TRY IT: Within the data below, tally the lines that contain "cinom" and state only the total.

DATA FOR THE TASK:
○ ○ ○

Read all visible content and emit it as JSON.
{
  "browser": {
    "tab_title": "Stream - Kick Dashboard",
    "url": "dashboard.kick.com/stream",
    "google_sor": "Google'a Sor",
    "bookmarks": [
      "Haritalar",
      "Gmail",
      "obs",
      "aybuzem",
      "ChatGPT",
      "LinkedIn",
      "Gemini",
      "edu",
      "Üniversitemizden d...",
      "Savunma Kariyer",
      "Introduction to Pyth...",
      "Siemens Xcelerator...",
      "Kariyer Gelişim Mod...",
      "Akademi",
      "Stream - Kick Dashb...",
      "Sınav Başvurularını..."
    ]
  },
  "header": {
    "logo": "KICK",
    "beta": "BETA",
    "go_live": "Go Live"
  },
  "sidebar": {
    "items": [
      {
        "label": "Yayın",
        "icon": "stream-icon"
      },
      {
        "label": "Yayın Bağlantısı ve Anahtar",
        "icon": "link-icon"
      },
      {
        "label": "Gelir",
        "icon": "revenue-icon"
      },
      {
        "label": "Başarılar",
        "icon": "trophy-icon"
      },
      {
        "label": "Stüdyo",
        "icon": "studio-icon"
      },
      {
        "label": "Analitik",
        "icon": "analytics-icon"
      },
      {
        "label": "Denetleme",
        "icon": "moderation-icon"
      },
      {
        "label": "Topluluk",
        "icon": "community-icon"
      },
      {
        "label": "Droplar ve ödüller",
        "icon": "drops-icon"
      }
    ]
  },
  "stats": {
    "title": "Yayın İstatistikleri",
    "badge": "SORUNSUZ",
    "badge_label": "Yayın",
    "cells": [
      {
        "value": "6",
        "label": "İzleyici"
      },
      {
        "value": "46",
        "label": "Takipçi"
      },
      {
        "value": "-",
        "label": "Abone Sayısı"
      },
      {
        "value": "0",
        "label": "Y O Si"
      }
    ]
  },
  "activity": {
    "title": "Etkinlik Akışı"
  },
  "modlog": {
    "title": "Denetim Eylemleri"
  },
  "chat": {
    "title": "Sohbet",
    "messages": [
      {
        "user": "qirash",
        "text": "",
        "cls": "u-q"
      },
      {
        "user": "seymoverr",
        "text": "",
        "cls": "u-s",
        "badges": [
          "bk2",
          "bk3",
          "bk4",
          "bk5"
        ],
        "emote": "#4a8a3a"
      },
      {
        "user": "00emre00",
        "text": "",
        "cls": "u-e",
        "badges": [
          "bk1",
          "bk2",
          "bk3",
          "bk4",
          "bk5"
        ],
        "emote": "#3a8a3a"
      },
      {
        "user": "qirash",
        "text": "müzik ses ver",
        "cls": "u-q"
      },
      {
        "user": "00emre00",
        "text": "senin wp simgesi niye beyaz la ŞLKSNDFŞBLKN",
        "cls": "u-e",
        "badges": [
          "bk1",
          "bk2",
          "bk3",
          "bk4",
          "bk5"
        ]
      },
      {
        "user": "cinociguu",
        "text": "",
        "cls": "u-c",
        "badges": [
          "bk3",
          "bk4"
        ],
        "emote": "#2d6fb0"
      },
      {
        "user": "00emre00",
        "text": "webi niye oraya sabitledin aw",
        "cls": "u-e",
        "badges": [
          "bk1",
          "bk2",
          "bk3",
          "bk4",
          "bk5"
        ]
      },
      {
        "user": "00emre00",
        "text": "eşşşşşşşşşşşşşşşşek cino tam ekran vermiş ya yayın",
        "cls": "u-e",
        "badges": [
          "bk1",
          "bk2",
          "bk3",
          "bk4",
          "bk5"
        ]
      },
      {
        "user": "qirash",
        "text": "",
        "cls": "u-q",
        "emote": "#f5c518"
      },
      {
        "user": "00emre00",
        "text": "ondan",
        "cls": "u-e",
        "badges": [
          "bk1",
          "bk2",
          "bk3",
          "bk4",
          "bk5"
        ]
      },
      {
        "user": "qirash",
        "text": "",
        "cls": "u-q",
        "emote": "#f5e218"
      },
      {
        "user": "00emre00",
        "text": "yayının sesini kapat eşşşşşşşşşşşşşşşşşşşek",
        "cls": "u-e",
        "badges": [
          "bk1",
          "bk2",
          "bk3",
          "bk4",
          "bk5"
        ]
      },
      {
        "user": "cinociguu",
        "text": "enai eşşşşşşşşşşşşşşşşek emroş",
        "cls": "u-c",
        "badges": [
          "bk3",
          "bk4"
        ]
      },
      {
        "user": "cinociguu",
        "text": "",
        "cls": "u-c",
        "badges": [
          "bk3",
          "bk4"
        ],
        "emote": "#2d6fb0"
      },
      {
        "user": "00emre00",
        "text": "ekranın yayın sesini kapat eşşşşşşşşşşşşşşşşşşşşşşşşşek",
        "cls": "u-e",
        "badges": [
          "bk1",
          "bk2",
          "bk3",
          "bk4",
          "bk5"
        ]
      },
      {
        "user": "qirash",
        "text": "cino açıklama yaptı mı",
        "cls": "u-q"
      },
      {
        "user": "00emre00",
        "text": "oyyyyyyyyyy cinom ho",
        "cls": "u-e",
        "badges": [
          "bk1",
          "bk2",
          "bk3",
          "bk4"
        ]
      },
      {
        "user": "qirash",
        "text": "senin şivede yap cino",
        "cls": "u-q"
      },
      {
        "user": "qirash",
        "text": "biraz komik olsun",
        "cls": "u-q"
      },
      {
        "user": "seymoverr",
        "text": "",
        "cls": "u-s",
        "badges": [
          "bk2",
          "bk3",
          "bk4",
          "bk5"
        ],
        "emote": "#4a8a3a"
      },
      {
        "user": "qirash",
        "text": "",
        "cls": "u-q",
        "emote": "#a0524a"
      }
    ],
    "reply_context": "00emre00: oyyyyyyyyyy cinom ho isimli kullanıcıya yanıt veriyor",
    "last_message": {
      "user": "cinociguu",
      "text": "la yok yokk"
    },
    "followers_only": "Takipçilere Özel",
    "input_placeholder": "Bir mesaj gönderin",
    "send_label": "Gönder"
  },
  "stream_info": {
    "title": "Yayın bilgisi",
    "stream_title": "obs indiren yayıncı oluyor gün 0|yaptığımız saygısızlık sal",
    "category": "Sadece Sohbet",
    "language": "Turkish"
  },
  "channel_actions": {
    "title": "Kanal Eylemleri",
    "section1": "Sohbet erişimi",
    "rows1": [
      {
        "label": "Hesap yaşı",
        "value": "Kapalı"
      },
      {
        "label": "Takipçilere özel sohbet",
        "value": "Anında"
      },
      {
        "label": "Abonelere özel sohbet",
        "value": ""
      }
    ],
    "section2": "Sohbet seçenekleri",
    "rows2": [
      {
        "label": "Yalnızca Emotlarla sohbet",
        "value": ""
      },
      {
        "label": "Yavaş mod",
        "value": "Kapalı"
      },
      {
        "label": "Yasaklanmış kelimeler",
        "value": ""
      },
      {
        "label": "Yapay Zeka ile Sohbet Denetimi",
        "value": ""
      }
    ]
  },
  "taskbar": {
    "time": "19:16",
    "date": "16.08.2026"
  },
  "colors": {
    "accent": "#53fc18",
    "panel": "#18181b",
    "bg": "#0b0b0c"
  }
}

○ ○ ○

TASK RESULT: 2